An inventive, colorful, hilarious, gorgeous and incredibly fun movie that just happens to be based on Lego — and if you need me to explain to you what Lego is you’re not the right person for this movie — The Lego Movie is a great time at the movies. Just about everything that it needed to do it does very well, it throws in a couple of big surprises you won’t see coming, and it manages to avoid coming across as an advertisement for its title product — even though you’ll want to head to the store and pick up new Lego sets. Isn’t that bizarre?
The film’s overarching plot is one that you’ll recognize from dozens of movies. One person — in this case a generic construction worker named Emmet (voice of Chris Pratt) — finds a magical MacGuffin that is part of a prophecy which will allow him and a group of other people to bring down the tyrannical Lord Business (Will Ferrell), whose ultimate plan involves using super glue to ensure that all freedom is oppressed and everything stays exactly as it should. This all takes place in the Lego universe, where everything and everyone is made of Lego blocks.
One of the first things you’ll notice about The Lego Movie is its unique animation style. Given that the film takes place in the Lego universe, it makes sense that the animation is, well, blocky. It comes across as if frames are being skipped, or like the whole production is being done in stop-motion. It’s not — this is a film animated with computers — but it feels like it could be. Being based on Lego becomes integral to its look and charm. The amount of detail on display is staggering.
There are some jokes that are solely based on the Lego brand, but just as many that are not. In fact, there’s a great deal of social commentary packed into what is ostensibly a silly kids’ movie, which helps it stay relevant to adults. The various jokes and gags range from extremely childish to somewhat sophisticated; there isn’t an age group that won’t find dozens of humorous moments. This is as effective a comedy as you’ll see at the cinema.

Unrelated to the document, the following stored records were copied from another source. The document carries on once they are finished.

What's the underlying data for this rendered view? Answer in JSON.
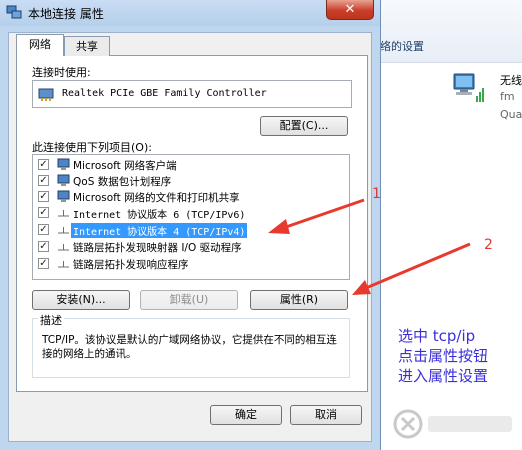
{
  "background_window": {
    "header": "络的设置",
    "network_name": "无线",
    "line2": "fm",
    "line3": "Qua"
  },
  "dialog": {
    "title": "本地连接 属性",
    "close": "✕",
    "tabs": [
      "网络",
      "共享"
    ],
    "connect_using_label": "连接时使用:",
    "adapter": "Realtek PCIe GBE Family Controller",
    "configure_button": "配置(C)...",
    "items_label": "此连接使用下列项目(O):",
    "items": [
      {
        "label": "Microsoft 网络客户端",
        "checked": true,
        "selected": false
      },
      {
        "label": "QoS 数据包计划程序",
        "checked": true,
        "selected": false
      },
      {
        "label": "Microsoft 网络的文件和打印机共享",
        "checked": true,
        "selected": false
      },
      {
        "label": "Internet 协议版本 6 (TCP/IPv6)",
        "checked": true,
        "selected": false
      },
      {
        "label": "Internet 协议版本 4 (TCP/IPv4)",
        "checked": true,
        "selected": true
      },
      {
        "label": "链路层拓扑发现映射器 I/O 驱动程序",
        "checked": true,
        "selected": false
      },
      {
        "label": "链路层拓扑发现响应程序",
        "checked": true,
        "selected": false
      }
    ],
    "install_button": "安装(N)...",
    "uninstall_button": "卸载(U)",
    "properties_button": "属性(R)",
    "description_title": "描述",
    "description_text": "TCP/IP。该协议是默认的广域网络协议，它提供在不同的相互连接的网络上的通讯。",
    "ok_button": "确定",
    "cancel_button": "取消"
  },
  "annotations": {
    "number_1": "1",
    "number_2": "2",
    "instructions": [
      "选中 tcp/ip",
      "点击属性按钮",
      "进入属性设置"
    ]
  },
  "colors": {
    "arrow": "#e8392e",
    "annotation_text": "#3a2fd8",
    "selection": "#3399ff"
  }
}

The Lego Movie is an action-comedy, and its action scenes are spectacular. They come in two varieties: Original idea or send-up of tired, clichéd ones. A scene taking place on a train would feel familiar and dull, but it is livened up in various ways. The term “roller coaster ride” is overused in film criticism, I feel, but it works perfectly to describe this movie. It moves fast, and it’s only at the end, when it’s come to a complete stop, that you realize just how much track you’ve covered during its running time.

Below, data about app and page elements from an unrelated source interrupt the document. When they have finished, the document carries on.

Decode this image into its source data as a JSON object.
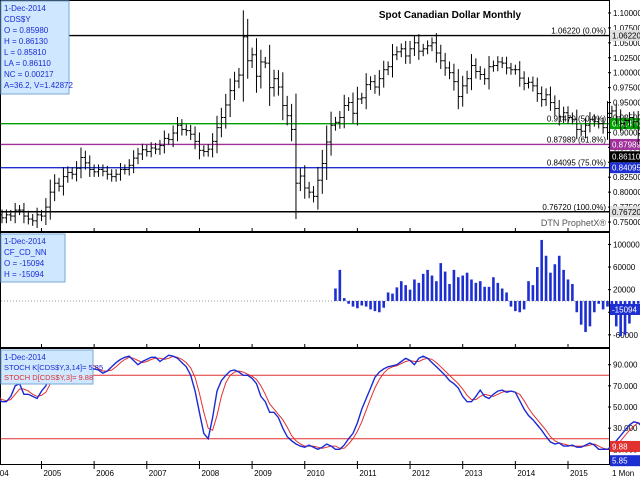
{
  "chart_data": [
    {
      "type": "line",
      "title": "Spot Canadian Dollar Monthly",
      "watermark": "DTN ProphetX®",
      "info_lines": [
        "1-Dec-2014",
        "CDS$Y",
        "O = 0.85980",
        "H = 0.86130",
        "L = 0.85810",
        "LA = 0.86110",
        "NC = 0.00217",
        "A=36.2, V=1.42872"
      ],
      "y_ticks": [
        "1.10000",
        "1.07500",
        "1.05000",
        "1.02500",
        "1.00000",
        "0.97500",
        "0.95000",
        "0.92500",
        "0.90000",
        "0.87500",
        "0.85000",
        "0.82500",
        "0.80000",
        "0.77500",
        "0.75000"
      ],
      "ylim": [
        0.74,
        1.115
      ],
      "horizontal_lines": [
        {
          "value": 1.0622,
          "label": "1.06220 (0.0%)",
          "axis_label": "1.06220",
          "color": "#000000"
        },
        {
          "value": 0.9147,
          "label": "0.91470 (50.0%)",
          "axis_label": "0.91470",
          "color": "#00a000"
        },
        {
          "value": 0.87989,
          "label": "0.87989 (61.8%)",
          "axis_label": "0.87989",
          "color": "#a0309a"
        },
        {
          "value": 0.84095,
          "label": "0.84095 (75.0%)",
          "axis_label": "0.84095",
          "color": "#1d2fd0"
        },
        {
          "value": 0.7672,
          "label": "0.76720 (100.0%)",
          "axis_label": "0.76720",
          "color": "#000000"
        }
      ],
      "last_value_label": "0.86110",
      "close_monthly": [
        0.76,
        0.765,
        0.762,
        0.757,
        0.762,
        0.76,
        0.77,
        0.77,
        0.76,
        0.755,
        0.752,
        0.762,
        0.76,
        0.775,
        0.8,
        0.815,
        0.81,
        0.826,
        0.833,
        0.83,
        0.84,
        0.858,
        0.849,
        0.838,
        0.834,
        0.838,
        0.835,
        0.83,
        0.826,
        0.83,
        0.838,
        0.838,
        0.845,
        0.857,
        0.864,
        0.871,
        0.868,
        0.874,
        0.872,
        0.878,
        0.89,
        0.888,
        0.899,
        0.912,
        0.905,
        0.903,
        0.897,
        0.885,
        0.87,
        0.868,
        0.872,
        0.885,
        0.908,
        0.925,
        0.946,
        0.97,
        0.986,
        0.996,
        1.06,
        1.02,
        1.03,
        0.994,
        1.018,
        1.016,
        0.975,
        0.99,
        0.976,
        0.945,
        0.928,
        0.905,
        0.815,
        0.827,
        0.807,
        0.8,
        0.793,
        0.82,
        0.848,
        0.884,
        0.912,
        0.917,
        0.925,
        0.945,
        0.95,
        0.932,
        0.956,
        0.958,
        0.98,
        0.985,
        0.976,
        0.99,
        1.005,
        1.01,
        1.03,
        1.035,
        1.04,
        1.028,
        1.04,
        1.05,
        1.036,
        1.04,
        1.045,
        1.05,
        1.033,
        1.02,
        1.008,
        1.0,
        0.985,
        0.96,
        0.978,
        0.99,
        1.012,
        1.002,
        0.997,
        0.99,
        1.01,
        1.012,
        1.018,
        1.016,
        1.008,
        1.005,
        1.005,
        0.991,
        0.982,
        0.984,
        0.978,
        0.965,
        0.955,
        0.963,
        0.95,
        0.94,
        0.926,
        0.933,
        0.925,
        0.922,
        0.905,
        0.902,
        0.912,
        0.922,
        0.918,
        0.915,
        0.908,
        0.932,
        0.936,
        0.926,
        0.915,
        0.92,
        0.925,
        0.918,
        0.898,
        0.89,
        0.886,
        0.875,
        0.861
      ]
    },
    {
      "type": "bar",
      "info_lines": [
        "1-Dec-2014",
        "CF_CD_NN",
        "O = -15094",
        "H = -15094"
      ],
      "y_ticks": [
        "100000",
        "60000",
        "20000",
        "-20000",
        "-60000"
      ],
      "ylim": [
        -78000,
        115000
      ],
      "last_value_label": "-15094",
      "bars_monthly": [
        22000,
        55000,
        5000,
        -5000,
        -10000,
        -13000,
        -8000,
        -10000,
        -15000,
        -18000,
        -20000,
        -12000,
        15000,
        13000,
        24000,
        35000,
        28000,
        20000,
        38000,
        32000,
        48000,
        55000,
        45000,
        35000,
        67000,
        52000,
        30000,
        55000,
        42000,
        45000,
        50000,
        38000,
        32000,
        35000,
        25000,
        25000,
        42000,
        32000,
        22000,
        15000,
        -10000,
        -18000,
        -20000,
        -15000,
        35000,
        28000,
        60000,
        108000,
        80000,
        50000,
        65000,
        80000,
        55000,
        38000,
        30000,
        -20000,
        -42000,
        -55000,
        -45000,
        -20000,
        -5000,
        -15000,
        -10000,
        -25000,
        -45000,
        -62000,
        -60000,
        -40000,
        -15000,
        -5000,
        -5000,
        18000,
        10000,
        -5000,
        -20000,
        -12000,
        -15094
      ]
    },
    {
      "type": "line",
      "info_lines": [
        "1-Dec-2014"
      ],
      "series": [
        {
          "name": "STOCH K[CDS$Y,3,14]= 5.85",
          "color": "#1a2bd6"
        },
        {
          "name": "STOCH D[CDS$Y,3]= 9.88",
          "color": "#e03030"
        }
      ],
      "y_ticks": [
        "90.000",
        "70.000",
        "50.000",
        "30.000",
        "10.000"
      ],
      "ylim": [
        -2,
        102
      ],
      "reference_lines": [
        80,
        20
      ],
      "last_value_labels": [
        "9.88",
        "5.85"
      ],
      "k_monthly": [
        65,
        60,
        58,
        55,
        55,
        60,
        70,
        72,
        62,
        62,
        60,
        58,
        65,
        70,
        80,
        88,
        90,
        92,
        95,
        92,
        96,
        97,
        93,
        88,
        86,
        85,
        82,
        84,
        88,
        92,
        95,
        97,
        98,
        94,
        90,
        93,
        95,
        97,
        97,
        93,
        96,
        99,
        98,
        96,
        92,
        88,
        80,
        65,
        45,
        25,
        20,
        40,
        65,
        75,
        80,
        84,
        85,
        83,
        80,
        80,
        77,
        72,
        60,
        55,
        45,
        45,
        40,
        30,
        22,
        18,
        15,
        13,
        12,
        14,
        12,
        10,
        12,
        15,
        13,
        10,
        10,
        14,
        20,
        25,
        35,
        48,
        58,
        68,
        78,
        83,
        86,
        88,
        89,
        90,
        93,
        96,
        94,
        90,
        96,
        98,
        96,
        92,
        88,
        84,
        80,
        75,
        72,
        68,
        60,
        55,
        55,
        60,
        66,
        60,
        58,
        62,
        65,
        66,
        64,
        65,
        64,
        56,
        48,
        42,
        38,
        33,
        28,
        22,
        17,
        15,
        16,
        13,
        13,
        14,
        12,
        12,
        14,
        16,
        14,
        10,
        10,
        10,
        13,
        18,
        23,
        28,
        33,
        36,
        35,
        31,
        29,
        24,
        19,
        13,
        9,
        7,
        5.85
      ],
      "d_monthly": [
        68,
        64,
        60,
        57,
        56,
        57,
        62,
        67,
        67,
        65,
        62,
        60,
        61,
        64,
        72,
        79,
        86,
        90,
        92,
        93,
        94,
        95,
        95,
        93,
        89,
        86,
        84,
        84,
        85,
        88,
        92,
        95,
        97,
        96,
        94,
        92,
        93,
        95,
        96,
        96,
        95,
        96,
        98,
        97,
        95,
        92,
        87,
        78,
        63,
        45,
        30,
        28,
        42,
        60,
        73,
        80,
        83,
        84,
        83,
        81,
        79,
        76,
        70,
        62,
        53,
        48,
        43,
        38,
        31,
        23,
        18,
        15,
        13,
        13,
        13,
        12,
        11,
        12,
        13,
        13,
        11,
        11,
        15,
        20,
        27,
        36,
        47,
        58,
        68,
        76,
        82,
        86,
        88,
        89,
        91,
        93,
        94,
        93,
        93,
        95,
        96,
        95,
        92,
        88,
        84,
        80,
        76,
        72,
        67,
        61,
        57,
        57,
        60,
        62,
        61,
        60,
        62,
        64,
        65,
        65,
        64,
        62,
        56,
        49,
        43,
        38,
        33,
        28,
        22,
        18,
        16,
        15,
        14,
        13,
        13,
        13,
        13,
        14,
        15,
        13,
        11,
        10,
        11,
        14,
        18,
        23,
        28,
        32,
        35,
        34,
        32,
        28,
        24,
        19,
        14,
        10,
        9.88
      ]
    }
  ],
  "x_axis": {
    "ticks": [
      {
        "label": "2004",
        "index": 0
      },
      {
        "label": "2005",
        "index": 12
      },
      {
        "label": "2006",
        "index": 24
      },
      {
        "label": "2007",
        "index": 36
      },
      {
        "label": "2008",
        "index": 48
      },
      {
        "label": "2009",
        "index": 60
      },
      {
        "label": "2010",
        "index": 72
      },
      {
        "label": "2011",
        "index": 84
      },
      {
        "label": "2012",
        "index": 96
      },
      {
        "label": "2013",
        "index": 108
      },
      {
        "label": "2014",
        "index": 120
      },
      {
        "label": "2015",
        "index": 132
      }
    ],
    "range_label": "1 Mon"
  },
  "colors": {
    "price_bars": "#000000",
    "volume_bars": "#1d2fd0",
    "info_box_bg": "#cfe8ff",
    "info_box_text": "#1a2bd6",
    "axis_label_bg": "#d8d8d8",
    "stoch_k_bg": "#1d2fd0",
    "stoch_d_bg": "#e03030"
  }
}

I mean, you’re introduced to a plethora of characters — both licensed and unlicensed — and taken to so many different locations over the course of this film that I can’t see anyone getting bored. The filmmakers’ imagination is on display in full. If you’re under the age of 10, this will be your favorite movie of the year. If you’re over that age threshold, you’re still likely to have a great time. It’s colorful, it’s inventive, and it doesn’t have a single moment when you’re going to be bored. This is a real winner.
About the only thing I can see adults having a problem with are the none-too-subtle central themes, which deal with individuality, everyone being special, and deviating from the established order. The lead is a generic construction worker who is called the “Special” after finding the MacGuffin, allowing him to feel important for the first time in his life. This winds up being a discussion topic far more often than it likely needed to be. The other topics are there but not quite as overtly. But children don’t react as well to subtlety, and the film has no issue making its points.
Perhaps the most surprising thing about The Lego Movie is how well it works as a commercial without (for the most part) feeling like one. You feel the urge to dig out your old Lego blocks for another hurrah, even though it’s only in short segments — comedic, self-aware ones — when the film actually acknowledges that Lego is something that you can buy and play with. Its quality, humor, and all-around fun gives you that feeling without the film having to play out as an advertisement.
Using big-name stars in voice roles can be a crutch upon which bad animated films can rely, but The Lego Movie uses its talent well. You only really notice the actor behind the role if their voice is really distinct. By this I mean that you can tell when someone like Liam Neeson or Morgan Freeman is there, but Will Arnett, Nick Offerman, Alison Brie, Chris Pratt, and Elizabeth Banks blend into their characters better. The actors are lively and do a great job bringing their respective Lego characters to life.
Thanks to intelligent and creative filmmakers, a hilarious script, fantastic voice work, and unique and gorgeous animation, The Lego Movie is a movie that you should not miss. Everything that it needed to do, it does wonderfully, and it even manages to avoid feeling like a commercial for its title product — even though it will have that exact effect, especially on younger members of the audience. There are many jokes, surprises, and thrills to be had. This is the first great movie of 2014 and one that you should definitely not miss.